Rick Riordan wrote the Percy Jackson series of books (Percy Jackson and the Lightning Thief, 2005) about a boy who is constantly getting into trouble at school- strange things happen around him. He is dyslexic and has Attention Deficit Hyperactivity Disorder, and discovers after a calamitous incident on a school trip, he discovers that what is problematic in modern day New York is actually advantageous in his "real life"- he is a half blood, the son of Poseidon and his mortal mother. His struggles to read English are due to his brain being more receptive to Ancient Greek. His hyper-awareness is beneficial in battle. (Jackson's son is dyslexic and has ADHD, and was fascinated by Greek myths at the time he started to write the Percy Jackson books). Percy is taken to Camp Half Blood, where he finds that his friend Grover is in fact a satyr, and makes friends with Annabeth, the daughter of Athena. Together they must go on a quest to recover Zeus' lightning bolt, and return it to Mount Olympus, now located at the top of the Empire State Building.

While the Percy Jackson books don't have gadgets, they do have magical objects and weapons (Percy's sword which can transform into a pen, Annabeth's Yankees cap of invisibility, Grover's winged trainers). Percy also has special powers: he can attract water, communicate telepathically with water-dwelling creatures and foretells the future in dreams. Annabeth is highly intelligent, a great strategist and also has dreams that foretell the future. She has a strong sympathetic relationship with the Oracle. Grover the satyr can play pipes that summon nature (he plays dreadfully in the first book, but improves throughout the series), and the Panic call which invokes the god Pan.

All in all, I enjoyed both series, but I preferred Artemis. Riordan has noted his debt to J.K. Rowling, who in her turn was influenced by earlier authors such as Diana Wynne Jones and Eva Ibbotson, but in places I found the series pedestrian. The Artemis books seemed more original and inventive, and I found the Percy books' US-centrism to be grating and at times silly: witness that Mount Olympus has moved to New York City because it is the centre of Western civilisation- not a perception universally accepted.

Both series have been optioned for film adaptations, following in the wake of Potter-mania, although only Percy Jackson has made it to the screen so far. I haven't seen it, but the reviews were not promising (here is Juliette's from her great Pop Classics blog), and of course Mark Kermode was spectacularly scathing, suggesting a film title Benjamin Sniddlegrass and the Cauldron of Penguins as the next Potter- By-Numbers film. You can see a trailer for a spoof movie here.


  1. Thanks for the shout-out! :) I keep meaning to read the Percy Jackson books, but they're a bit low down on the list at the moment. OldHousemate keeps trying to get me to read Artemis Fowl, so I guess I'll get to them at some point!

  2. Your review made me laugh! I've added it to my LoveFilm list, but it's not high up the list. Artemis is great fun, and his character develops and changes through the books- also my gripe with Percy, who doesn't go through any great changes apart from growing taller and fancying girls.

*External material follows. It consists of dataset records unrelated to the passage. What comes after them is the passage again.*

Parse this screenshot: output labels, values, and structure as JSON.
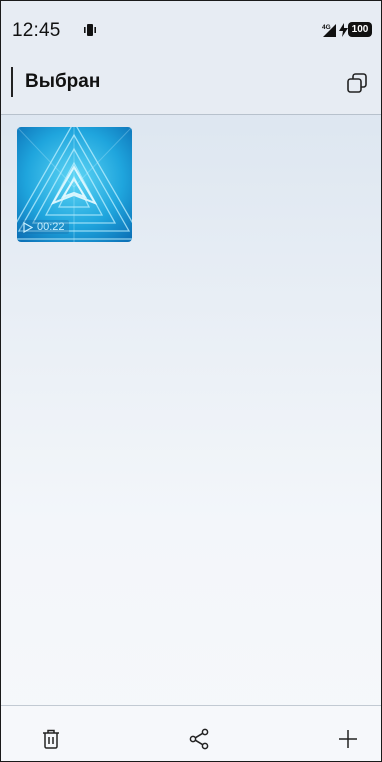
{
  "status_bar": {
    "time": "12:45",
    "network": "4G",
    "battery": "100",
    "icons": [
      "vibrate-icon",
      "signal-icon",
      "charging-icon",
      "battery-icon"
    ]
  },
  "header": {
    "title": "Выбран",
    "icons": [
      "copy-icon"
    ]
  },
  "items": [
    {
      "type": "video",
      "duration": "00:22"
    }
  ],
  "bottom_bar": {
    "icons": [
      "trash-icon",
      "share-icon",
      "plus-icon"
    ]
  },
  "colors": {
    "accent_thumbnail": "#1f9fd8",
    "header_background": "#e7ecf3",
    "text": "#111111"
  }
}
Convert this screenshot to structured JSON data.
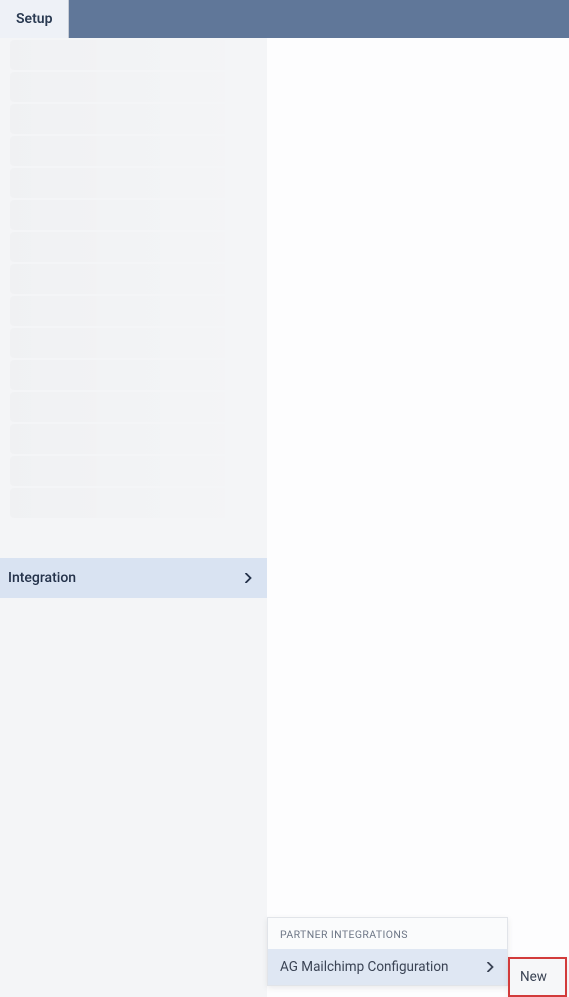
{
  "header": {
    "tab_label": "Setup"
  },
  "sidebar": {
    "items": [
      {
        "label": "Integration",
        "active": true
      }
    ]
  },
  "flyout": {
    "section_title": "PARTNER INTEGRATIONS",
    "items": [
      {
        "label": "AG Mailchimp Configuration"
      }
    ]
  },
  "flyout2": {
    "items": [
      {
        "label": "New"
      }
    ]
  }
}
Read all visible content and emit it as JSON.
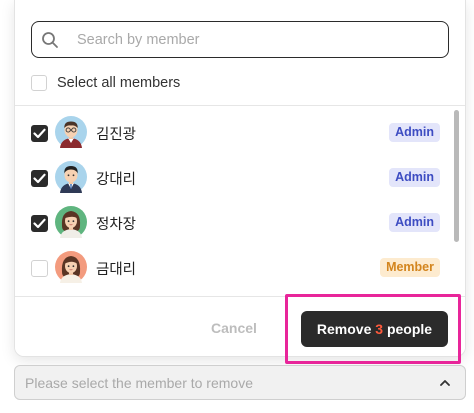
{
  "search": {
    "placeholder": "Search by member"
  },
  "select_all": {
    "label": "Select all members",
    "checked": false
  },
  "members": [
    {
      "name": "김진광",
      "role": "Admin",
      "checked": true,
      "avatar": "avatar-glasses-man-icon"
    },
    {
      "name": "강대리",
      "role": "Admin",
      "checked": true,
      "avatar": "avatar-man-suit-icon"
    },
    {
      "name": "정차장",
      "role": "Admin",
      "checked": true,
      "avatar": "avatar-woman-green-icon"
    },
    {
      "name": "금대리",
      "role": "Member",
      "checked": false,
      "avatar": "avatar-woman-orange-icon"
    }
  ],
  "footer": {
    "cancel_label": "Cancel",
    "remove_prefix": "Remove ",
    "remove_count": "3",
    "remove_suffix": " people"
  },
  "select_field": {
    "placeholder": "Please select the member to remove"
  },
  "colors": {
    "admin_badge_bg": "#e3e5fa",
    "admin_badge_text": "#3d4cc2",
    "member_badge_bg": "#fdebcf",
    "member_badge_text": "#d3851e",
    "primary_button": "#2b2b2b",
    "count_accent": "#ff5a3c",
    "highlight": "#e8259a"
  }
}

  3. And you can buy Benjamin Sniddlegrass and the Cauldron of Penguins here:

    Thanks for the shout-out.

  4. Fantastic, I'll be checking that out. Thanks, Jeremy!

  5. I've read the first few Artemis Fowl and enjoyed them. I have the Percy Jackson series but haven't taken the time to get into it. I did watch the movie and wasn't a bit impressed.

  6. Hi Kathy! They're fun to read, but I wouldn't go out of my way to read them again. There are many more series that are far better written and more original, in my opinion.

  7. Our daughter loves the Rick Riordan books (including the new series) and enjoyed one of the Artemis Fowls as well. I haven't read them myself yet but would really love to! I'm following & enjoying browsing through your blog for all your other wonderful recommendations! I think there are many other here our kids would enjoy.

  8. Thank you so much! The Artemis Fowl books are great; so imaginative and adventurous.